Now that we’ve covered helmet basics, we’re going to work on a chest piece next.
Typically called a breast plate or cuirass, this armor covers your torso, and can sport a variety of elaborate details and ornate designs.
It’s one of the most integral pieces (and sometimes the centerpiece) of armor cosplay, and this tutorial will demonstrate how you can create a basic cuirass from scratch.
Also, since we’ve been hyping about Diablo 3 all weekend, we’ll be using the Demon Hunter’s armor that Crimson’s working on this week as an example.
This tutorial will take approximately 45 minutes to complete.
Stuff you’ll need:
1. Some EVA foam
2. Contact Glue
3. Scissors or pen knife
4. White glue or putty
You’ll also need a chalk or a soft pencil, and a measuring tape.
Measure the distance from the base of your neck to the midriff, and note the value down. Do the same for the distance from the nape of your neck down to the small of your back, across your chest, and between the shoulder blades.
These values will help you gauge how big your chest and back plates need to be.
Next, trace out the base shapes for the front and back pieces on foam using either chalk or a soft pencil. Cut them out as cleanly as you can using either a pair of scissors or a pen knife.
Most breast plates curve outwards at the chest, and inwards towards the midriff, so we’re going to do the same. We’ll give the front plate this contoured look by making two small wedge shaped cuts on either side, close to where your armpits are when you place the front piece on your body.
Join the cut edges to each other using contact glue, and you’re done.
Now, we need to join the front and back pieces together. You can accomplish this by creating foam straps.
Measure the distance from the base of your neck to your shoulder, and the distance across your shoulder from your chest (just above the nipple) to the back (close to the middle of your shoulder blade).
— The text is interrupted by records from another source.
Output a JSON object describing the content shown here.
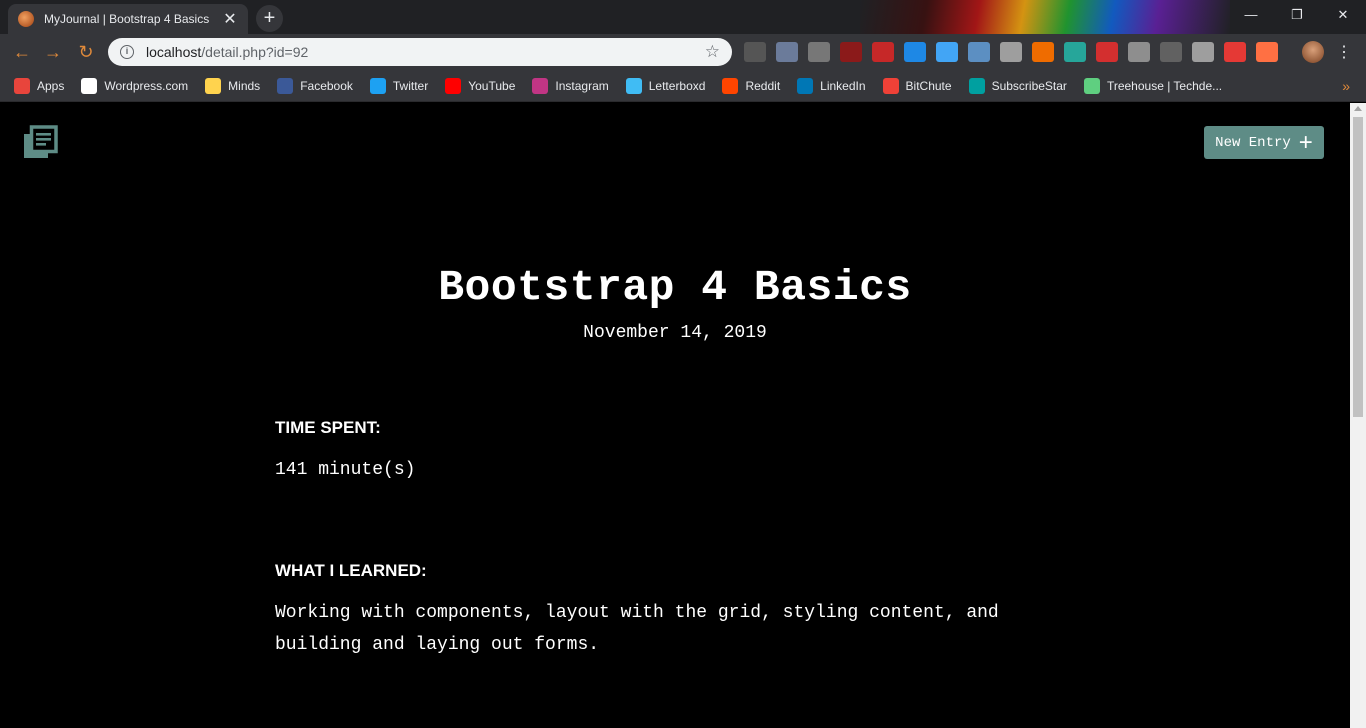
{
  "browser": {
    "tab_title": "MyJournal | Bootstrap 4 Basics",
    "tab_close": "✕",
    "new_tab": "+",
    "url_host": "localhost",
    "url_path": "/detail.php?id=92",
    "window_controls": {
      "minimize": "—",
      "restore": "❐",
      "close": "✕"
    },
    "bookmarks": [
      {
        "label": "Apps",
        "icon": "apps-grid-icon",
        "color": "#e8453c"
      },
      {
        "label": "Wordpress.com",
        "icon": "wordpress-icon",
        "color": "#ffffff"
      },
      {
        "label": "Minds",
        "icon": "lightbulb-icon",
        "color": "#ffd34e"
      },
      {
        "label": "Facebook",
        "icon": "facebook-icon",
        "color": "#3b5998"
      },
      {
        "label": "Twitter",
        "icon": "twitter-icon",
        "color": "#1da1f2"
      },
      {
        "label": "YouTube",
        "icon": "youtube-icon",
        "color": "#ff0000"
      },
      {
        "label": "Instagram",
        "icon": "instagram-icon",
        "color": "#c13584"
      },
      {
        "label": "Letterboxd",
        "icon": "letterboxd-icon",
        "color": "#40bcf4"
      },
      {
        "label": "Reddit",
        "icon": "reddit-icon",
        "color": "#ff4500"
      },
      {
        "label": "LinkedIn",
        "icon": "linkedin-icon",
        "color": "#0077b5"
      },
      {
        "label": "BitChute",
        "icon": "bitchute-icon",
        "color": "#ef4137"
      },
      {
        "label": "SubscribeStar",
        "icon": "subscribestar-icon",
        "color": "#00a0a0"
      },
      {
        "label": "Treehouse | Techde...",
        "icon": "treehouse-icon",
        "color": "#5fcf80"
      }
    ],
    "bookmarks_more": "»"
  },
  "page": {
    "new_entry_label": "New Entry",
    "entry": {
      "title": "Bootstrap 4 Basics",
      "date": "November 14, 2019",
      "time_spent_label": "TIME SPENT:",
      "time_spent_value": "141 minute(s)",
      "learned_label": "WHAT I LEARNED:",
      "learned_value": "Working with components, layout with the grid, styling content, and building and laying out forms."
    }
  },
  "colors": {
    "accent": "#5e8c86",
    "page_bg": "#000000",
    "text": "#ffffff"
  }
}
Cut out two rectangles of foam about that long, and that wide.
We’re going to cut the rectangles into curved shapes so they can go under the armpits. In this case, we’ve also made some additional cuts for detailing.
Don’t forget to also cut out a wide enough semi-circle on the inside of the shape to accommodate your head!
It’s time to join everything together! Use contact glue to fix the foam straps in place.
Depending on how your armor looks, the straps can either go over (like in this case) or under the front and back plates.
Finally, stick on any details and embellishments you might have, clean up the lines with either white glue or putty, and it’s ready for a coat of primer and paint. ^_^